**EXTRACTED DATA:**

* * *

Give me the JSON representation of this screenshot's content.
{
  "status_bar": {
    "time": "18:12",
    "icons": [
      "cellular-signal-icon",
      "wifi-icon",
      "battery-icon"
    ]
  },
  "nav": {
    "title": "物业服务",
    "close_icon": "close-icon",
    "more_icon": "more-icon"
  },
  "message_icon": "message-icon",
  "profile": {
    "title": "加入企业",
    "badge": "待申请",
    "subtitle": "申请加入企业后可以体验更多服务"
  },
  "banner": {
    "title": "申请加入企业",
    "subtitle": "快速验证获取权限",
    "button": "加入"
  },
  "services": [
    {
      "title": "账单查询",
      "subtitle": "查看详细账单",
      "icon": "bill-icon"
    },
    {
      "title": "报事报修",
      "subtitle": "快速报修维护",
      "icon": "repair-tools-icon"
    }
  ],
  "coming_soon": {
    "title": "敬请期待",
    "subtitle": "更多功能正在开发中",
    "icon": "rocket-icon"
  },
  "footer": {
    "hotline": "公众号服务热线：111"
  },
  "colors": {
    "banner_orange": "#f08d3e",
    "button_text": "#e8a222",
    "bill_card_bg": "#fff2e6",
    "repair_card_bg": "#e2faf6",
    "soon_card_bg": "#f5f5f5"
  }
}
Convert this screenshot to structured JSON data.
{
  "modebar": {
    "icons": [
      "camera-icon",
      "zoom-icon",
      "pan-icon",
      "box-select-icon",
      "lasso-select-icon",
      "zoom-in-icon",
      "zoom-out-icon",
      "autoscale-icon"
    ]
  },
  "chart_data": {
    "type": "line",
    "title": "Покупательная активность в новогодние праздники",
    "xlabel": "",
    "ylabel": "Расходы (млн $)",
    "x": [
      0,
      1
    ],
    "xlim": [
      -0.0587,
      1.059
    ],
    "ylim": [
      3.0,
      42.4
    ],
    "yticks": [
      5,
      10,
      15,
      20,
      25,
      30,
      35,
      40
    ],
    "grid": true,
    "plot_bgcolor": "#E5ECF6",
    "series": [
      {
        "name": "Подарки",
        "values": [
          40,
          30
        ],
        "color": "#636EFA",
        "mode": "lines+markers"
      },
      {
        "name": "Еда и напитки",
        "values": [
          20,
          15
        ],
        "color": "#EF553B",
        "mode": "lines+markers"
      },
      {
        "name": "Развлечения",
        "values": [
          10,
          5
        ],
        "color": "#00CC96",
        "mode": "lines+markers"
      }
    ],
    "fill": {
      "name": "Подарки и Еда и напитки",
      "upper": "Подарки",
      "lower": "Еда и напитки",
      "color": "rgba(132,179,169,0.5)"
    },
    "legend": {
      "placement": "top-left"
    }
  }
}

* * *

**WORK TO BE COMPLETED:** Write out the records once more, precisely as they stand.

**EXERCISE SOLUTION:**
Give me the JSON representation of this screenshot's content.
{
  "status_bar": {
    "time": "18:12",
    "icons": [
      "cellular-signal-icon",
      "wifi-icon",
      "battery-icon"
    ]
  },
  "nav": {
    "title": "物业服务",
    "close_icon": "close-icon",
    "more_icon": "more-icon"
  },
  "message_icon": "message-icon",
  "profile": {
    "title": "加入企业",
    "badge": "待申请",
    "subtitle": "申请加入企业后可以体验更多服务"
  },
  "banner": {
    "title": "申请加入企业",
    "subtitle": "快速验证获取权限",
    "button": "加入"
  },
  "services": [
    {
      "title": "账单查询",
      "subtitle": "查看详细账单",
      "icon": "bill-icon"
    },
    {
      "title": "报事报修",
      "subtitle": "快速报修维护",
      "icon": "repair-tools-icon"
    }
  ],
  "coming_soon": {
    "title": "敬请期待",
    "subtitle": "更多功能正在开发中",
    "icon": "rocket-icon"
  },
  "footer": {
    "hotline": "公众号服务热线：111"
  },
  "colors": {
    "banner_orange": "#f08d3e",
    "button_text": "#e8a222",
    "bill_card_bg": "#fff2e6",
    "repair_card_bg": "#e2faf6",
    "soon_card_bg": "#f5f5f5"
  }
}
Convert this screenshot to structured JSON data.
{
  "modebar": {
    "icons": [
      "camera-icon",
      "zoom-icon",
      "pan-icon",
      "box-select-icon",
      "lasso-select-icon",
      "zoom-in-icon",
      "zoom-out-icon",
      "autoscale-icon"
    ]
  },
  "chart_data": {
    "type": "line",
    "title": "Покупательная активность в новогодние праздники",
    "xlabel": "",
    "ylabel": "Расходы (млн $)",
    "x": [
      0,
      1
    ],
    "xlim": [
      -0.0587,
      1.059
    ],
    "ylim": [
      3.0,
      42.4
    ],
    "yticks": [
      5,
      10,
      15,
      20,
      25,
      30,
      35,
      40
    ],
    "grid": true,
    "plot_bgcolor": "#E5ECF6",
    "series": [
      {
        "name": "Подарки",
        "values": [
          40,
          30
        ],
        "color": "#636EFA",
        "mode": "lines+markers"
      },
      {
        "name": "Еда и напитки",
        "values": [
          20,
          15
        ],
        "color": "#EF553B",
        "mode": "lines+markers"
      },
      {
        "name": "Развлечения",
        "values": [
          10,
          5
        ],
        "color": "#00CC96",
        "mode": "lines+markers"
      }
    ],
    "fill": {
      "name": "Подарки и Еда и напитки",
      "upper": "Подарки",
      "lower": "Еда и напитки",
      "color": "rgba(132,179,169,0.5)"
    },
    "legend": {
      "placement": "top-left"
    }
  }
}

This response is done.